When it comes to embracing diversity, equity, and inclusion, Farmingdale State College has much to celebrate. The College recognized two of the many people critical to that effort on September 15 at the annual Diversity, Equity, and Inclusion Awards. 

“It’s a good time to take stock in what we are working on and what we’ve done at FSC,” President Dr. John S. Nader said at the ceremony. “We have so much pride in what we have accomplished and we can look to where we are going.”

The awards honor individuals and/or organizations that have made exceptional contributions to inspiring and supporting diversity, equity, and inclusion within the College community. They are intended to recognize that a diverse campus community empowers institutional excellence by broadening and strengthening the college's mission of teaching, learning, and scholarship.

“(Promoting) diversity, equity, and inclusion is not just an academic exercise,” said Dr. Kevin Jordan, Vice President for Diversity, Equity, and Inclusive Excellence and Chief Diversity Officer. “We want this campus to be welcoming to everyone.”

This year’s honorees stood out for their work transforming campus culture. Fatoma Rad, a Senior Assistant Librarian at Greenley Hall, was recognized for diversifying the library’s collection of books. Junior Elena Ortiz Dilone of Hempstead was cited for several research projects, among them studies on how Hispanic students view campus police and campus police attitudes toward LGBTQ students.

In the five years since coming to FSC, Rad infused the library’s collections with more Black and indigenous authors, created a permanent collection of authors from underrepresented cultures, and scheduled special displays. “I started evaluating the collection to improve inclusion of books and other materials representing a wide variety of authors and viewpoints,” she said before the ceremony. Those who cannot make it to the library can see the displays on social media posts.

In order to highlight social inequalities and highlight Black voices, according to Rad, she created a permanent library display called The FSC Black Experience - which was co-created with former NAACP Student President Darrien Hunt in summer 2020. With the possibility of FSC becoming a Hispanic-serving institution, Rad worked with her student employees to translate part of the library website into Spanish.

Her coworkers have been very supportive of her efforts. “I want to thank the library—I have very out of pocket ideas and the library staff agrees with them,” Rad said at the presentation.

Ortiz Dilone’s accomplishments were so impressive that Nader said he had to re-read the files “because I was thunderstruck with what she had done.”

An applied psychology major, Ortiz Dilone conducted research through the RAM program; one project examined Latinos perceptions of campus police and willingness to report crimes. Her research showed that Latino students are less likely to report crimes on campus because of their distrust of the police and uncertainty of how they will be perceived. FSC students’ perceptions of police were more positive if they were not Latino.

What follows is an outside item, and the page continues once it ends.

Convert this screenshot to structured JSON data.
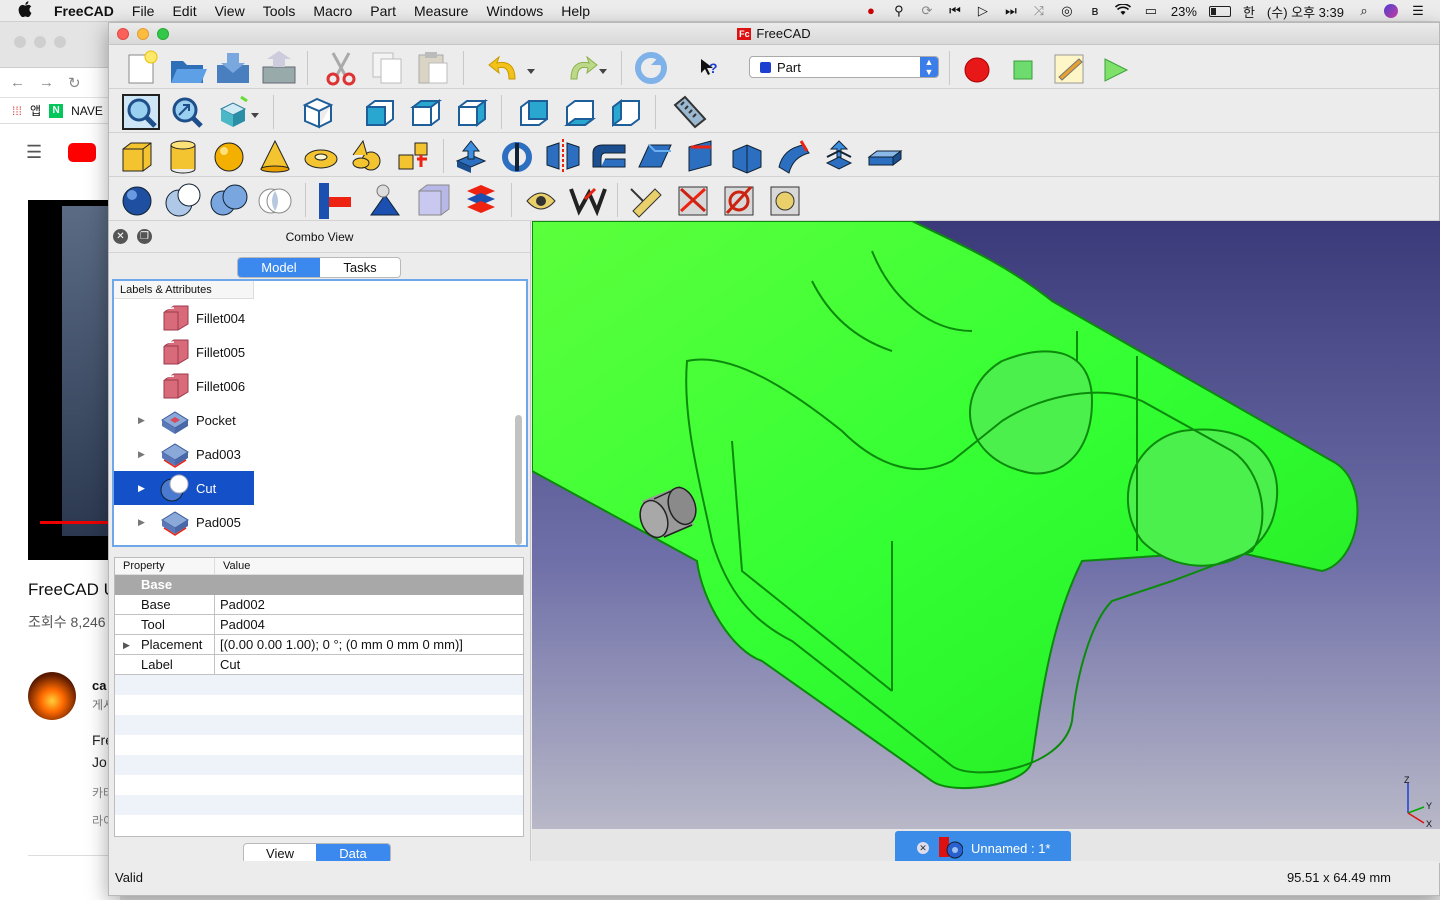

After reading her research, Nader arranged a meeting between Ortiz Dilone and the campus police.

Another project involved determining police attitudes toward LGBTQ students and whether police should be present at Pride events.

This summer, Ortiz Dilone traveled to South Carolina to work with a student from the University of South Carolina researching how victim-related factors affected prosecutors’ summaries of domestic violence cases through the Research Experience for Undergraduates (REU) program. 

As impressive and inspiring as these efforts are, FSC always is looking to improve. “We’re taking steps to include diversity, equity, inclusion, and social justice into the curriculum and looking at how we can become more diverse,” Nader said. “Don’t hesitate to celebrate when you have a chance. There will be bumps in the road. I recommend people use them as inspiration.”

FSC is an ideal place for reshaping and expanding thinking, said Jordan. The classic song “You Have to be Carefully Taught,” from the musical “South Pacific,” he noted, talks about how bias is learned, not inborn. “The stuff you come across that affects equity, diversity, and inclusion it’s what we’ve been taught,” he said.

“We’re an institution whose primary mission is teaching and learning,” Jordan continued. He noted the words of inspirational speaker Lailah Gifty Akita who said, “We must passionately learn, unlearn and relearn.” “FSC is not resistant to learning, unlearning, and relearning,” Jordan said. “That’s why we are here to celebrate.”